This represents a victory for the policy of left independence from the social democracy which has long turned its back on the working class, a debate which rages throughout the European left.
Here we publish an extract of an article by Gauche Revolutionnaire (CWI in France) following the first round of elections (full article online at socialistworld.net).
The more the FdG clearly stood for an alternative to the government, the better the votes in most cases.
As we said, what was needed was lists of the FdG and the broader non-governmental left without any ambiguity vis-à-vis the PS.
We share the point of view of Mélenchon (leader of FdG), who said it would have been better if the FdG and all its components had a clear line of opposition to the PS and presented united lists everywhere.
It is clear that such lists would have allowed at least the beginnings of an opposition of the left to the Hollande-Ayrault government.
But what Mélenchon does not say is that in the combinations he proposes, he combines the lists with EELV (which supports the government) – this was the case in 90 cities.
In the next few months the Responsibility Pact cuts package of Hollande will start to be implemeted, with many new attacks against public services, wages, welfare and numerous new gifts to the rich and the bosses.

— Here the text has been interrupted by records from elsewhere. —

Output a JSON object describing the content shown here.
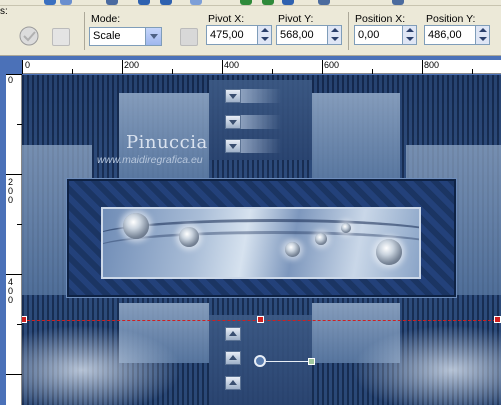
{
  "toolbar": {
    "left_stub": "s:",
    "mode_label": "Mode:",
    "mode_value": "Scale",
    "pivot_x_label": "Pivot X:",
    "pivot_x_value": "475,00",
    "pivot_y_label": "Pivot Y:",
    "pivot_y_value": "568,00",
    "position_x_label": "Position X:",
    "position_x_value": "0,00",
    "position_y_label": "Position Y:",
    "position_y_value": "486,00"
  },
  "ruler": {
    "h_labels": [
      "0",
      "200",
      "400",
      "600",
      "800"
    ],
    "v_labels": [
      "0",
      "200",
      "400"
    ]
  },
  "canvas": {
    "watermark_title": "Pinuccia",
    "watermark_url": "www.maidiregrafica.eu"
  },
  "colors": {
    "accent": "#4b71b8",
    "guide": "#d02020"
  }
}
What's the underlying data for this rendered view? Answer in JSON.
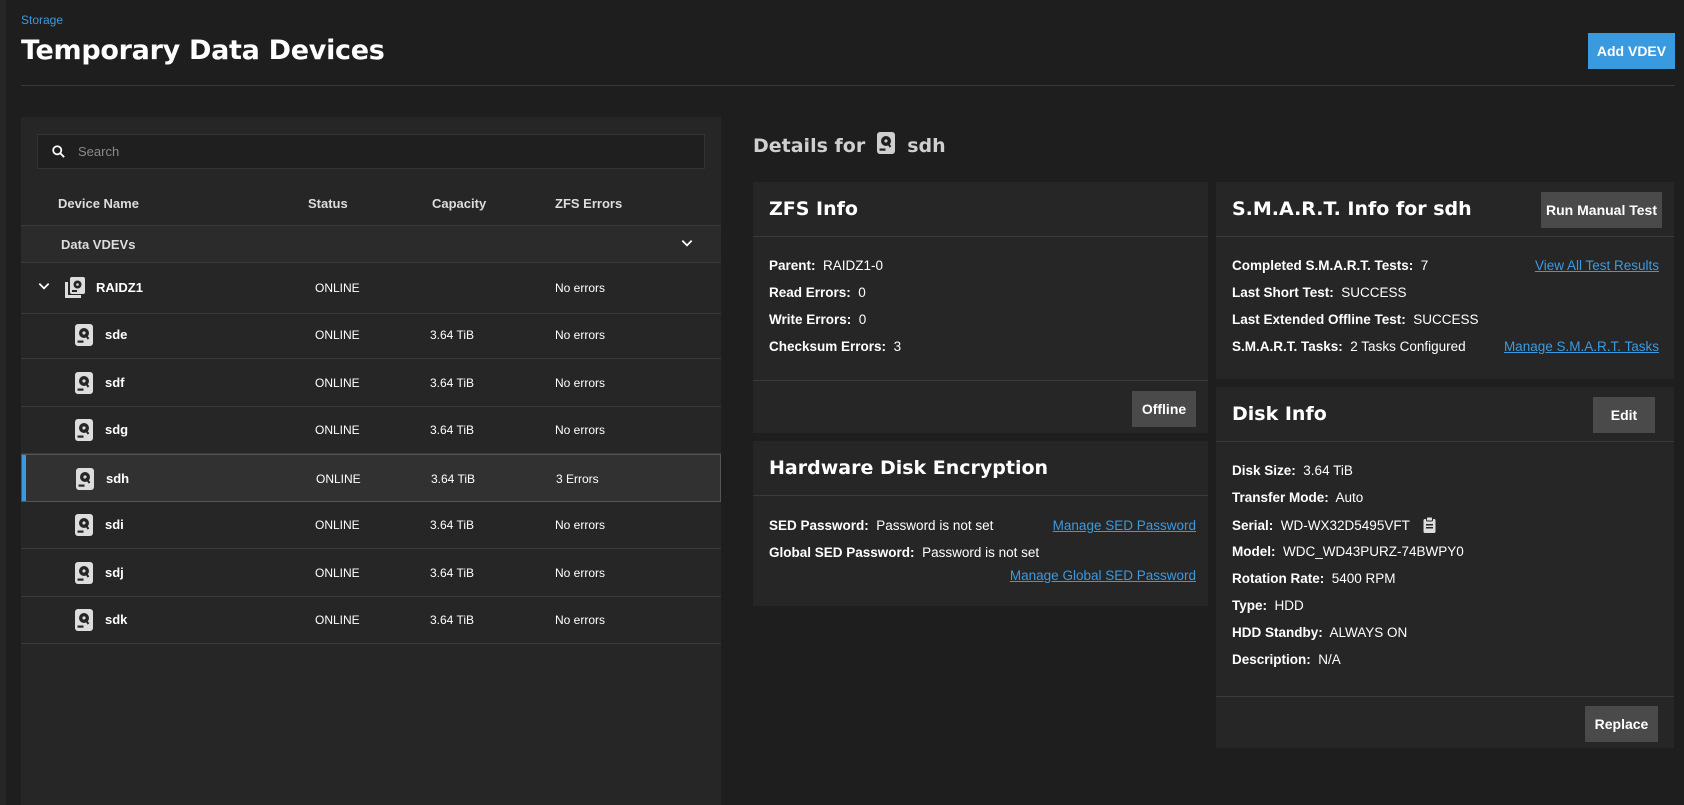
{
  "header": {
    "breadcrumb": "Storage",
    "title": "Temporary Data Devices",
    "add_vdev_label": "Add VDEV"
  },
  "search": {
    "placeholder": "Search"
  },
  "columns": {
    "device_name": "Device Name",
    "status": "Status",
    "capacity": "Capacity",
    "zfs_errors": "ZFS Errors"
  },
  "group": {
    "label": "Data VDEVs"
  },
  "vdev": {
    "name": "RAIDZ1",
    "status": "ONLINE",
    "capacity": "",
    "errors": "No errors"
  },
  "disks": [
    {
      "name": "sde",
      "status": "ONLINE",
      "capacity": "3.64 TiB",
      "errors": "No errors"
    },
    {
      "name": "sdf",
      "status": "ONLINE",
      "capacity": "3.64 TiB",
      "errors": "No errors"
    },
    {
      "name": "sdg",
      "status": "ONLINE",
      "capacity": "3.64 TiB",
      "errors": "No errors"
    },
    {
      "name": "sdh",
      "status": "ONLINE",
      "capacity": "3.64 TiB",
      "errors": "3 Errors"
    },
    {
      "name": "sdi",
      "status": "ONLINE",
      "capacity": "3.64 TiB",
      "errors": "No errors"
    },
    {
      "name": "sdj",
      "status": "ONLINE",
      "capacity": "3.64 TiB",
      "errors": "No errors"
    },
    {
      "name": "sdk",
      "status": "ONLINE",
      "capacity": "3.64 TiB",
      "errors": "No errors"
    }
  ],
  "details": {
    "prefix": "Details for",
    "device": "sdh"
  },
  "zfs_info": {
    "title": "ZFS Info",
    "parent_label": "Parent:",
    "parent": "RAIDZ1-0",
    "read_label": "Read Errors:",
    "read": "0",
    "write_label": "Write Errors:",
    "write": "0",
    "checksum_label": "Checksum Errors:",
    "checksum": "3",
    "offline_label": "Offline"
  },
  "encryption": {
    "title": "Hardware Disk Encryption",
    "sed_label": "SED Password:",
    "sed": "Password is not set",
    "global_label": "Global SED Password:",
    "global": "Password is not set",
    "manage_sed": "Manage SED Password",
    "manage_global": "Manage Global SED Password"
  },
  "smart": {
    "title": "S.M.A.R.T. Info for sdh",
    "run_label": "Run Manual Test",
    "completed_label": "Completed S.M.A.R.T. Tests:",
    "completed": "7",
    "short_label": "Last Short Test:",
    "short": "SUCCESS",
    "extended_label": "Last Extended Offline Test:",
    "extended": "SUCCESS",
    "tasks_label": "S.M.A.R.T. Tasks:",
    "tasks": "2 Tasks Configured",
    "view_all": "View All Test Results",
    "manage_tasks": "Manage S.M.A.R.T. Tasks"
  },
  "disk_info": {
    "title": "Disk Info",
    "edit_label": "Edit",
    "size_label": "Disk Size:",
    "size": "3.64 TiB",
    "transfer_label": "Transfer Mode:",
    "transfer": "Auto",
    "serial_label": "Serial:",
    "serial": "WD-WX32D5495VFT",
    "model_label": "Model:",
    "model": "WDC_WD43PURZ-74BWPY0",
    "rotation_label": "Rotation Rate:",
    "rotation": "5400 RPM",
    "type_label": "Type:",
    "type": "HDD",
    "standby_label": "HDD Standby:",
    "standby": "ALWAYS ON",
    "desc_label": "Description:",
    "desc": "N/A",
    "replace_label": "Replace"
  },
  "colors": {
    "accent": "#3a9ae0",
    "background": "#1e1e1e",
    "card": "#262626"
  }
}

It goes without saying that Hollande has the same policy as Sarkozy – making workers pay for the crisis of capitalism.
Some may have believed that by voting FN it was a sufficiently noisy protest against the policies of the PS and the harshness of the economic and social situation.

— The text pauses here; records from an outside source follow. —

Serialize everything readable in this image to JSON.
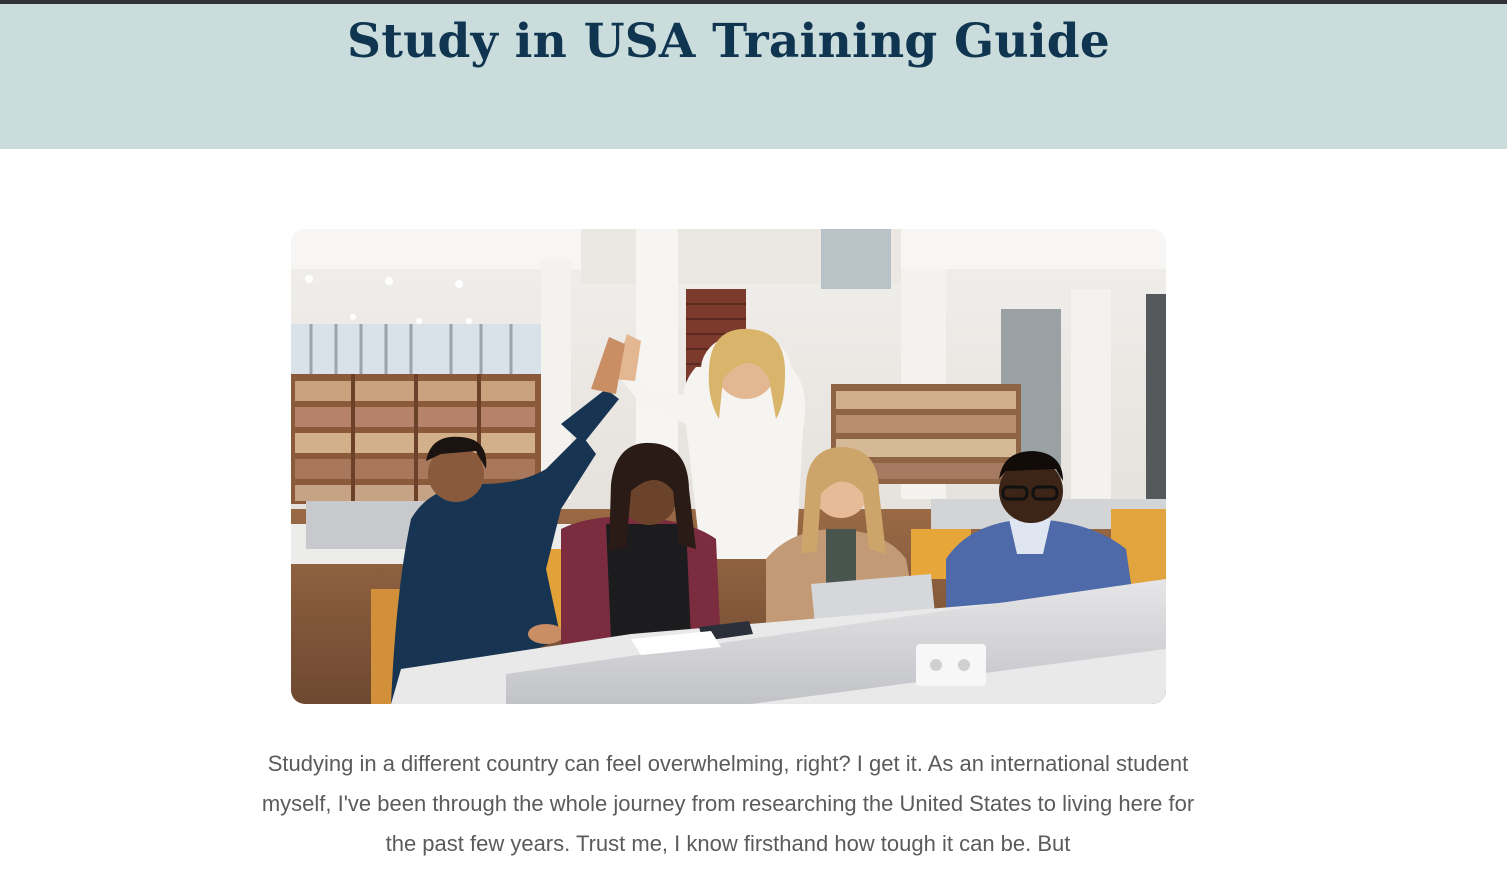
{
  "page": {
    "title": "Study in USA Training Guide",
    "intro_text": "Studying in a different country can feel overwhelming, right? I get it. As an international student myself, I've been through the whole journey from researching the United States to living here for the past few years. Trust me, I know firsthand how tough it can be. But"
  },
  "hero": {
    "background_color": "#cbdcdc",
    "title_color": "#0f3550"
  },
  "featured_image": {
    "subject": "five students and a teacher giving a high five at library desks"
  }
}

It is obviously nothing of the sort. The FN is in no way arguing for the end of capitalist exploitation, or the maintenance of all public services.
The protectionist proposals or discriminatory measures it proposes against some foreign workers only mask the real culprits – the capitalists.
The good votes for some lists to the left of the PS show that there are some real possibilities and the situation shows that there is an urgent need to build a left opposition to Hollande and all the pro-capitalist parties.
Such a broad and democratic opposition, bringing together all workers – youth, unemployed, retired, men and women, French or from abroad – who want to fight against policies that favour the bankers, big bosses and shareholders, can be discussed and put forward from now.
On April 12, a large demonstration calling for a ‘Left Revolt’ is being organised on the initiative of Mélenchon, Besancenot (leader of the NPA) and most of the forces to the left of the Socialist Party.
This can be the first step towards building a genuine, united struggle against the policies of Hollande and against capitalism.